What is narcissistic stonewalling?
Narcissist Stonewalling Stonewalling is the refusal to communicate with someone. This means that your spouse refuses to listen to you and your concerns. Stonewalling is one of the most prevalent narcissistic abuse techniques.
What’s another word for passive aggressive?
Today, passive-aggressive is also used in everyday conversation to refer to a tendency some people have toward a less direct style of communication, especially communication that may create conflict. Some potential synonyms for this kind of behavior are negativistic, apathetic, petulant, or snide.
Why is someone passive aggressive?
Child abuse, neglect, and harsh punishment can also cause a person to develop passive-aggressive behaviors. Substance abuse and low self-esteem are also thought to lead to this type of behavior.

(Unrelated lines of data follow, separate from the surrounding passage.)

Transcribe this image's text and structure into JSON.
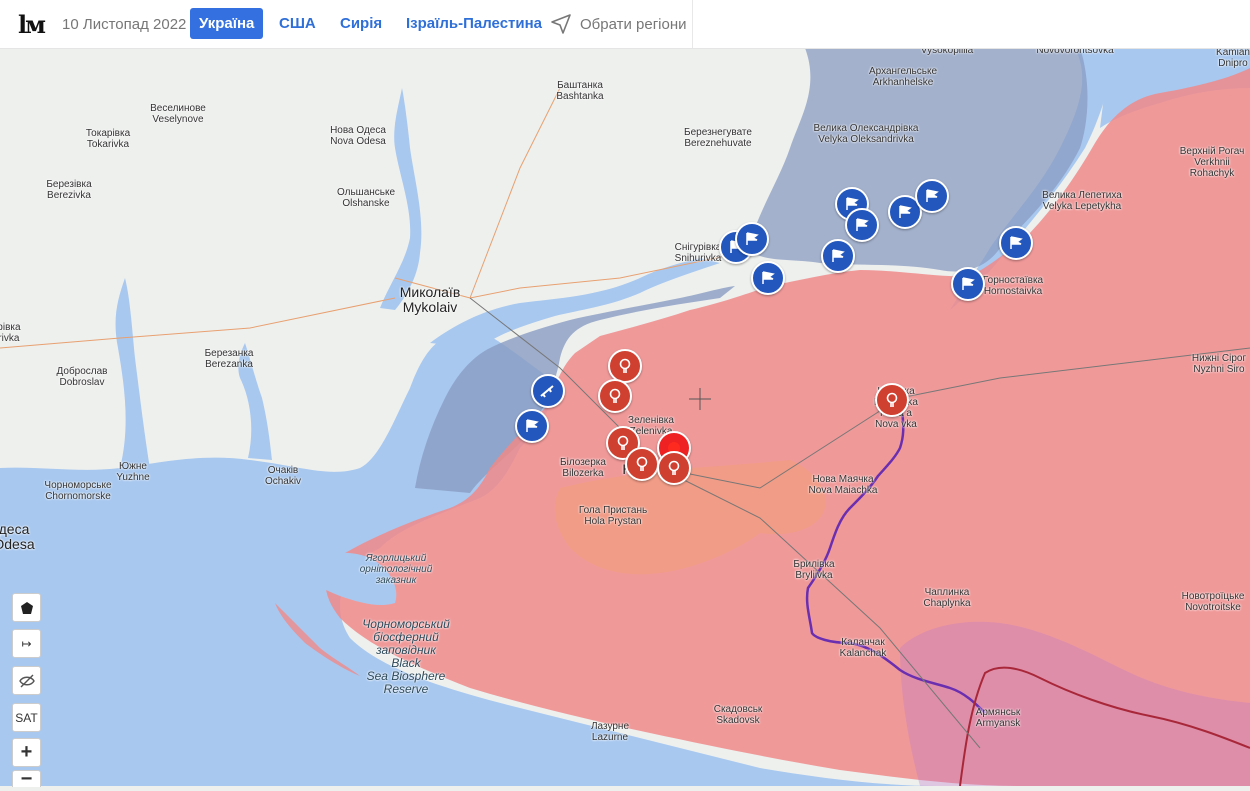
{
  "header": {
    "logo": "lм",
    "date": "10 Листопад 2022",
    "tabs": [
      {
        "label": "Україна",
        "active": true
      },
      {
        "label": "США",
        "active": false
      },
      {
        "label": "Сирія",
        "active": false
      },
      {
        "label": "Ізраїль-Палестина",
        "active": false
      }
    ],
    "region_select_label": "Обрати регіони"
  },
  "colors": {
    "occupied": "#f08a8a",
    "liberated": "#8a9cc2",
    "water": "#a8c8ef",
    "flag_marker": "#2357bd",
    "explosion_marker": "#d04030",
    "purple_border": "#6a2fb0",
    "crimea_border": "#a8283a"
  },
  "places": [
    {
      "name": "Veselynove",
      "text": "Веселинове\nVeselynove"
    },
    {
      "name": "Tokarivka",
      "text": "Токарівка\nTokarivka"
    },
    {
      "name": "Nova Odesa",
      "text": "Нова Одеса\nNova Odesa"
    },
    {
      "name": "Bashtanka",
      "text": "Баштанка\nBashtanka"
    },
    {
      "name": "Bereznehuvate",
      "text": "Березнегувате\nBereznehuvate"
    },
    {
      "name": "Vysokopillia",
      "text": "Vysokopillia"
    },
    {
      "name": "Novovorontsovka",
      "text": "Novovorontsovka"
    },
    {
      "name": "Kamianka-Dniprovska",
      "text": "Kamian\nDnipro"
    },
    {
      "name": "Arkhanhelske",
      "text": "Архангельське\nArkhanhelske"
    },
    {
      "name": "Velyka Oleksandrivka",
      "text": "Велика Олександрівка\nVelyka Oleksandrivka"
    },
    {
      "name": "Verkhnii Rohachyk",
      "text": "Верхній Рогач\nVerkhnii\nRohachyk"
    },
    {
      "name": "Berezivka",
      "text": "Березівка\nBerezivka"
    },
    {
      "name": "Olshanske",
      "text": "Ольшанське\nOlshanske"
    },
    {
      "name": "Velyka Lepetykha",
      "text": "Велика Лепетиха\nVelyka Lepetykha"
    },
    {
      "name": "Snihurivka",
      "text": "Снігурівка\nSnihurivka"
    },
    {
      "name": "Hornostaivka",
      "text": "Горностаївка\nHornostaivka"
    },
    {
      "name": "Mykolaiv",
      "text": "Миколаїв\nMykolaiv"
    },
    {
      "name": "Dobroslav",
      "text": "Доброслав\nDobroslav"
    },
    {
      "name": "Berezanka",
      "text": "Березанка\nBerezanka"
    },
    {
      "name": "Yuzhne",
      "text": "Южне\nYuzhne"
    },
    {
      "name": "Ochakiv",
      "text": "Очаків\nOchakiv"
    },
    {
      "name": "Chornomorske",
      "text": "Чорноморське\nChornomorske"
    },
    {
      "name": "Odesa",
      "text": "деса\nOdesa"
    },
    {
      "name": "Zelenivka",
      "text": "Зеленівка\nZelenivka"
    },
    {
      "name": "Bilozerka",
      "text": "Білозерка\nBilozerka"
    },
    {
      "name": "Kherson",
      "text": "Кх"
    },
    {
      "name": "Hola Prystan",
      "text": "Гола Пристань\nHola Prystan"
    },
    {
      "name": "Nova Kakhovka",
      "text": "Каховка\nKakhovka\nНова     а\nNova      vka"
    },
    {
      "name": "Nova Maiachka",
      "text": "Нова Маячка\nNova Maiachka"
    },
    {
      "name": "Nyzhni Sirohozy",
      "text": "Нижні Сірог\nNyzhni Siro"
    },
    {
      "name": "Bryliivka",
      "text": "Брилівка\nBryliivka"
    },
    {
      "name": "Chaplynka",
      "text": "Чаплинка\nChaplynka"
    },
    {
      "name": "Novotroitske",
      "text": "Новотроїцьке\nNovotroitske"
    },
    {
      "name": "Kalanchak",
      "text": "Каланчак\nKalanchak"
    },
    {
      "name": "Skadovsk",
      "text": "Скадовськ\nSkadovsk"
    },
    {
      "name": "Lazurne",
      "text": "Лазурне\nLazurne"
    },
    {
      "name": "Armiansk",
      "text": "Армянськ\nArmyansk"
    },
    {
      "name": "Trykhatky",
      "text": "ігрівка\nTrivka"
    }
  ],
  "water_labels": [
    {
      "name": "Yahorlytskyi reserve",
      "text": "Ягорлицький\nорнітологічний\nзаказник"
    },
    {
      "name": "Black Sea Biosphere Reserve",
      "text": "Чорноморський\nбіосферний\nзаповідник\nBlack\nSea Biosphere\nReserve"
    }
  ],
  "markers": [
    {
      "type": "flag",
      "icon": "flag-icon",
      "place": "Snihurivka 1"
    },
    {
      "type": "flag",
      "icon": "flag-icon",
      "place": "Snihurivka 2"
    },
    {
      "type": "flag",
      "icon": "flag-icon",
      "place": "Arkhanhelske south 1"
    },
    {
      "type": "flag",
      "icon": "flag-icon",
      "place": "Arkhanhelske south 2"
    },
    {
      "type": "flag",
      "icon": "flag-icon",
      "place": "Velyka Oleksandrivka 1"
    },
    {
      "type": "flag",
      "icon": "flag-icon",
      "place": "Velyka Oleksandrivka 2"
    },
    {
      "type": "flag",
      "icon": "flag-icon",
      "place": "Snihurivka east"
    },
    {
      "type": "flag",
      "icon": "flag-icon",
      "place": "Mid river"
    },
    {
      "type": "flag",
      "icon": "flag-icon",
      "place": "Velyka Lepetykha"
    },
    {
      "type": "flag",
      "icon": "flag-icon",
      "place": "Hornostaivka"
    },
    {
      "type": "flag",
      "icon": "flag-icon",
      "place": "Mykolaiv south"
    },
    {
      "type": "weapon",
      "icon": "rifle-icon",
      "place": "Mykolaiv southeast"
    },
    {
      "type": "explosion",
      "icon": "explosion-icon",
      "place": "Kherson north 1"
    },
    {
      "type": "explosion",
      "icon": "explosion-icon",
      "place": "Kherson north 2"
    },
    {
      "type": "explosion",
      "icon": "explosion-icon",
      "place": "Bilozerka"
    },
    {
      "type": "explosion",
      "icon": "explosion-icon",
      "place": "Kherson west"
    },
    {
      "type": "explosion",
      "icon": "explosion-icon",
      "place": "Kherson center"
    },
    {
      "type": "explosion",
      "icon": "explosion-icon",
      "place": "Kherson east"
    },
    {
      "type": "explosion",
      "icon": "explosion-icon",
      "place": "Nova Kakhovka"
    }
  ],
  "controls": {
    "draw_polygon": "pentagon-icon",
    "measure": "↦",
    "hide_layer": "eye-off-icon",
    "satellite": "SAT",
    "zoom_in": "+",
    "zoom_out": "−"
  }
}
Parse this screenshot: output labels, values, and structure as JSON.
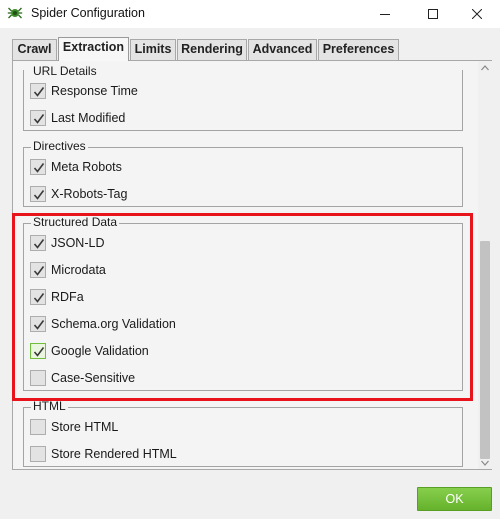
{
  "window": {
    "title": "Spider Configuration",
    "icon": "spider-icon",
    "controls": [
      "minimize-icon",
      "maximize-icon",
      "close-icon"
    ]
  },
  "tabs": [
    {
      "label": "Crawl",
      "active": false
    },
    {
      "label": "Extraction",
      "active": true
    },
    {
      "label": "Limits",
      "active": false
    },
    {
      "label": "Rendering",
      "active": false
    },
    {
      "label": "Advanced",
      "active": false
    },
    {
      "label": "Preferences",
      "active": false
    }
  ],
  "groups": {
    "url_details": {
      "title": "URL Details",
      "items": [
        {
          "label": "Response Time",
          "checked": true
        },
        {
          "label": "Last Modified",
          "checked": true
        }
      ]
    },
    "directives": {
      "title": "Directives",
      "items": [
        {
          "label": "Meta Robots",
          "checked": true
        },
        {
          "label": "X-Robots-Tag",
          "checked": true
        }
      ]
    },
    "structured_data": {
      "title": "Structured Data",
      "highlighted": true,
      "items": [
        {
          "label": "JSON-LD",
          "checked": true
        },
        {
          "label": "Microdata",
          "checked": true
        },
        {
          "label": "RDFa",
          "checked": true
        },
        {
          "label": "Schema.org Validation",
          "checked": true
        },
        {
          "label": "Google Validation",
          "checked": true,
          "focused": true
        },
        {
          "label": "Case-Sensitive",
          "checked": false
        }
      ]
    },
    "html": {
      "title": "HTML",
      "items": [
        {
          "label": "Store HTML",
          "checked": false
        },
        {
          "label": "Store Rendered HTML",
          "checked": false
        }
      ]
    }
  },
  "buttons": {
    "ok_label": "OK"
  },
  "colors": {
    "accent_green": "#6cb832",
    "highlight_red": "#e8141c",
    "check_gray": "#3a3a3a",
    "focus_green": "#6fbf3b"
  }
}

Underlying health conditions may result in behaviors that appear similar to passive-aggressive behavior.
How does passive aggressive behavior affect others?
Passive-aggressive behaviour doesn’t build trust and respect the way that direct, empathetic communication does. Most people who experience passive-aggressive people feel manipulated and resentful. People feel loyalty and trust towards others who are inspiring, trustworthy, straight talkers with a clear vision.
What personality disorder is passive aggressive?
According to the American Psychological Association (APA), PAPD is “a personality disorder of long standing in which ambivalence toward the self and others” is expressed by passive expressions of underlying negativism. This means that PAPD is a chronic, generally inflexible, condition.
What to do if someone is gaslighting you?
Here are eight tips for responding and taking back control.
- First, make sure it’s gaslighting.
- Take some space from the situation.
- Collect evidence.
- Speak up about the behavior.
- Remain confident in your version of events.
- Focus on self-care.
- Involve others.
- Seek professional support.